**** RECORDS TO USE

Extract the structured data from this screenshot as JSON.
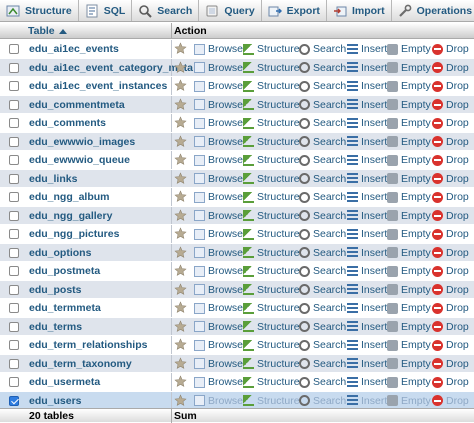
{
  "tabs": [
    {
      "label": "Structure",
      "icon": "structure-icon"
    },
    {
      "label": "SQL",
      "icon": "sql-icon"
    },
    {
      "label": "Search",
      "icon": "search-icon"
    },
    {
      "label": "Query",
      "icon": "query-icon"
    },
    {
      "label": "Export",
      "icon": "export-icon"
    },
    {
      "label": "Import",
      "icon": "import-icon"
    },
    {
      "label": "Operations",
      "icon": "wrench-icon"
    }
  ],
  "table_header": {
    "table": "Table",
    "action": "Action"
  },
  "actions": {
    "browse": "Browse",
    "structure": "Structure",
    "search": "Search",
    "insert": "Insert",
    "empty": "Empty",
    "drop": "Drop"
  },
  "rows": [
    {
      "name": "edu_ai1ec_events",
      "checked": false
    },
    {
      "name": "edu_ai1ec_event_category_meta",
      "checked": false
    },
    {
      "name": "edu_ai1ec_event_instances",
      "checked": false
    },
    {
      "name": "edu_commentmeta",
      "checked": false
    },
    {
      "name": "edu_comments",
      "checked": false
    },
    {
      "name": "edu_ewwwio_images",
      "checked": false
    },
    {
      "name": "edu_ewwwio_queue",
      "checked": false
    },
    {
      "name": "edu_links",
      "checked": false
    },
    {
      "name": "edu_ngg_album",
      "checked": false
    },
    {
      "name": "edu_ngg_gallery",
      "checked": false
    },
    {
      "name": "edu_ngg_pictures",
      "checked": false
    },
    {
      "name": "edu_options",
      "checked": false
    },
    {
      "name": "edu_postmeta",
      "checked": false
    },
    {
      "name": "edu_posts",
      "checked": false
    },
    {
      "name": "edu_termmeta",
      "checked": false
    },
    {
      "name": "edu_terms",
      "checked": false
    },
    {
      "name": "edu_term_relationships",
      "checked": false
    },
    {
      "name": "edu_term_taxonomy",
      "checked": false
    },
    {
      "name": "edu_usermeta",
      "checked": false
    },
    {
      "name": "edu_users",
      "checked": true
    }
  ],
  "footer": {
    "count": "20 tables",
    "sum": "Sum"
  },
  "colors": {
    "link": "#235a81",
    "row_alt": "#dfe4ec",
    "row_selected": "#c8dbef",
    "drop": "#d9322d"
  }
}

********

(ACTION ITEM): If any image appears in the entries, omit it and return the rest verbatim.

(ANSWER FOR THIS EXERCISE):
Extract the structured data from this screenshot as JSON.
{
  "tabs": [
    {
      "label": "Structure",
      "icon": "structure-icon"
    },
    {
      "label": "SQL",
      "icon": "sql-icon"
    },
    {
      "label": "Search",
      "icon": "search-icon"
    },
    {
      "label": "Query",
      "icon": "query-icon"
    },
    {
      "label": "Export",
      "icon": "export-icon"
    },
    {
      "label": "Import",
      "icon": "import-icon"
    },
    {
      "label": "Operations",
      "icon": "wrench-icon"
    }
  ],
  "table_header": {
    "table": "Table",
    "action": "Action"
  },
  "actions": {
    "browse": "Browse",
    "structure": "Structure",
    "search": "Search",
    "insert": "Insert",
    "empty": "Empty",
    "drop": "Drop"
  },
  "rows": [
    {
      "name": "edu_ai1ec_events",
      "checked": false
    },
    {
      "name": "edu_ai1ec_event_category_meta",
      "checked": false
    },
    {
      "name": "edu_ai1ec_event_instances",
      "checked": false
    },
    {
      "name": "edu_commentmeta",
      "checked": false
    },
    {
      "name": "edu_comments",
      "checked": false
    },
    {
      "name": "edu_ewwwio_images",
      "checked": false
    },
    {
      "name": "edu_ewwwio_queue",
      "checked": false
    },
    {
      "name": "edu_links",
      "checked": false
    },
    {
      "name": "edu_ngg_album",
      "checked": false
    },
    {
      "name": "edu_ngg_gallery",
      "checked": false
    },
    {
      "name": "edu_ngg_pictures",
      "checked": false
    },
    {
      "name": "edu_options",
      "checked": false
    },
    {
      "name": "edu_postmeta",
      "checked": false
    },
    {
      "name": "edu_posts",
      "checked": false
    },
    {
      "name": "edu_termmeta",
      "checked": false
    },
    {
      "name": "edu_terms",
      "checked": false
    },
    {
      "name": "edu_term_relationships",
      "checked": false
    },
    {
      "name": "edu_term_taxonomy",
      "checked": false
    },
    {
      "name": "edu_usermeta",
      "checked": false
    },
    {
      "name": "edu_users",
      "checked": true
    }
  ],
  "footer": {
    "count": "20 tables",
    "sum": "Sum"
  },
  "colors": {
    "link": "#235a81",
    "row_alt": "#dfe4ec",
    "row_selected": "#c8dbef",
    "drop": "#d9322d"
  }
}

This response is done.